> Prompt: Which lines below contain the word "data"? Copy each one.
================================
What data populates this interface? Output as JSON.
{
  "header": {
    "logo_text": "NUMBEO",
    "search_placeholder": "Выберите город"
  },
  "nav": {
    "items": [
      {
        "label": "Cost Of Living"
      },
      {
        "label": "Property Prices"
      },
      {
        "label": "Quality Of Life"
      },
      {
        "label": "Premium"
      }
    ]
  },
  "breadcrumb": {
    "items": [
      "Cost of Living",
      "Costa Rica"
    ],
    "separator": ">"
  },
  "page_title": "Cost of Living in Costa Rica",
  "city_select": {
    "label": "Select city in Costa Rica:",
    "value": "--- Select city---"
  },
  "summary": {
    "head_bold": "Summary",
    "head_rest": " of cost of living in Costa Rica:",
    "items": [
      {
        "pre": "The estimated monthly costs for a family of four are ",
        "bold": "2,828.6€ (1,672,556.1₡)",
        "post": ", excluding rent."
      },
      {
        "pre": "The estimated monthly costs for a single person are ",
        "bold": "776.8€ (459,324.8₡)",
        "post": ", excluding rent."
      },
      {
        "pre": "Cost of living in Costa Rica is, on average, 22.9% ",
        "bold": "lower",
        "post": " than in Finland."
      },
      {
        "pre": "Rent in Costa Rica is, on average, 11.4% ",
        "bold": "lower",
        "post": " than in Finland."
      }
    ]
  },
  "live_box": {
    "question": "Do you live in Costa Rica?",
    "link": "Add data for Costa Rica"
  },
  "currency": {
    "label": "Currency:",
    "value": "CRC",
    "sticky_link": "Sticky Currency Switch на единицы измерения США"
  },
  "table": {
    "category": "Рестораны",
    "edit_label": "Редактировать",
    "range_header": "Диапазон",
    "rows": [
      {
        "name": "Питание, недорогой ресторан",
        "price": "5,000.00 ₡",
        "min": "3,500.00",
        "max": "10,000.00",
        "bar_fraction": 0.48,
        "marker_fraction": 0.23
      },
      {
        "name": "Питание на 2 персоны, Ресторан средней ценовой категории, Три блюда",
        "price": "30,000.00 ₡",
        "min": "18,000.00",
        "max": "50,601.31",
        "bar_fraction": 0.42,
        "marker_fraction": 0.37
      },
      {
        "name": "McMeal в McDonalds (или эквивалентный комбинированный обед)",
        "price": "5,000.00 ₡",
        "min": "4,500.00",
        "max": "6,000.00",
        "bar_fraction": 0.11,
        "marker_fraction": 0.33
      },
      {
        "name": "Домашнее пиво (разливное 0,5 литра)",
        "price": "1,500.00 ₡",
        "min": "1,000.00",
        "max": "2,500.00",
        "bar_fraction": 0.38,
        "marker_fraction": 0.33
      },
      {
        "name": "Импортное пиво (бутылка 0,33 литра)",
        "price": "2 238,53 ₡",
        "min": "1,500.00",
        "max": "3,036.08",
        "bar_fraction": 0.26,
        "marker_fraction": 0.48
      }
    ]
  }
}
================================
> Answer section:
What data populates this interface? Output as JSON.
    "link": "Add data for Costa Rica"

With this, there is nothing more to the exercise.